When applying for Social Security Disability (SSD) benefits, the Social Security Administration will assess your eligibility based on a number of factors. One of these is your income. There is a limit to how much you can earn to qualify for disability benefits, and exceeding this limit can either lead to the denial or revocation of your claim.
Passive income, however, may not count towards your income limits. But what exactly is passive income and how does it impact your disability claims?
Understanding passive income per SSA standards
According to the Social Security Administration, any income that takes little effort to earn and maintain is considered passive or “unearned” income. In other words, you should not materially participate in the income-generating activity in question. Such income is treated separately from earned income.
This includes any monies that you do not earn through contractual or regular employment. Some of the unearned income the SSA will look at when determining your eligibility for SSD benefits include:
- Workers’ compensation
- Pensions and retired benefits
- Unemployment and veterans’ benefits
- Alimony and child support
- Inheritance payments
- Income from investments and rental properties
Per SSA, any work done under special conditions does not necessarily qualify as “substantial gainful activity” that could disqualify you from benefits. This includes situations where someone is employed through a special workshop or with a job coach.
Fighting for your rights
Don’t assume you can’t qualify for benefits based on your income without learning more.
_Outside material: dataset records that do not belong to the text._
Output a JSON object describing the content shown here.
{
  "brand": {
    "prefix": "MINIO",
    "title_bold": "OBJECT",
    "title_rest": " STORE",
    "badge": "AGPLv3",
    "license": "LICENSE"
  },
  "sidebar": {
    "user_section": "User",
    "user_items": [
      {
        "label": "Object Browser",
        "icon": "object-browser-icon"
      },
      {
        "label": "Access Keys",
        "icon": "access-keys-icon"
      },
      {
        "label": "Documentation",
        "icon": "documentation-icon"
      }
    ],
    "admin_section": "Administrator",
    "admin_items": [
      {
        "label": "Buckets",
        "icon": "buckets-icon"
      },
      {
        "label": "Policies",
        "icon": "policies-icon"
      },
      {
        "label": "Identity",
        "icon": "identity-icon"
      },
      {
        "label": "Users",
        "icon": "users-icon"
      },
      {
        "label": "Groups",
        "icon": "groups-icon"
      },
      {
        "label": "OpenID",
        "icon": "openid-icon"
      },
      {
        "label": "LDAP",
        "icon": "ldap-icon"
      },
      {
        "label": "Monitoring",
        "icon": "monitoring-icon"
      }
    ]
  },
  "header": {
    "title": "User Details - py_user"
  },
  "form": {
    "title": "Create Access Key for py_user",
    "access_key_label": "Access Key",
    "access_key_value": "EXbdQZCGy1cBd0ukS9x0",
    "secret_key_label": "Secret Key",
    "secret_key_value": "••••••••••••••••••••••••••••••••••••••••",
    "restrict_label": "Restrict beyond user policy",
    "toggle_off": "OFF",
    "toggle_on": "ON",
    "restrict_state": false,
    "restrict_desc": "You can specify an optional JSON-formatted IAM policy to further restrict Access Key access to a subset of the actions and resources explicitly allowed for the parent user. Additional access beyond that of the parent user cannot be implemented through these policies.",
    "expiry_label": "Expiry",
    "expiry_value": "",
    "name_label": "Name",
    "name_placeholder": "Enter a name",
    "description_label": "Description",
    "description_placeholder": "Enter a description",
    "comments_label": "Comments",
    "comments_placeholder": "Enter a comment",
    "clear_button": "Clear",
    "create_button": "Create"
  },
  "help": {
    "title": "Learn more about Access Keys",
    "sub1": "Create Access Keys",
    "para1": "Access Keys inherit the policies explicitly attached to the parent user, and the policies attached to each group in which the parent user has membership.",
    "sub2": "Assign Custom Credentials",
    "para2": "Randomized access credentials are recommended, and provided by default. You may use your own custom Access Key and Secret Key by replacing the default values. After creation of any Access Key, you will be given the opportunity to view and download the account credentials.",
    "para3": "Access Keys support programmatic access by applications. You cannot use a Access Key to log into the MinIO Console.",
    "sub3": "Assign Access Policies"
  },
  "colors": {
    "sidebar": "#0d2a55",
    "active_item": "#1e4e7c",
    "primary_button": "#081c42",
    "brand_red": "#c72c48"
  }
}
Knowing your legal options can ensure that you get the best possible outcome for your Social Security Disability claim.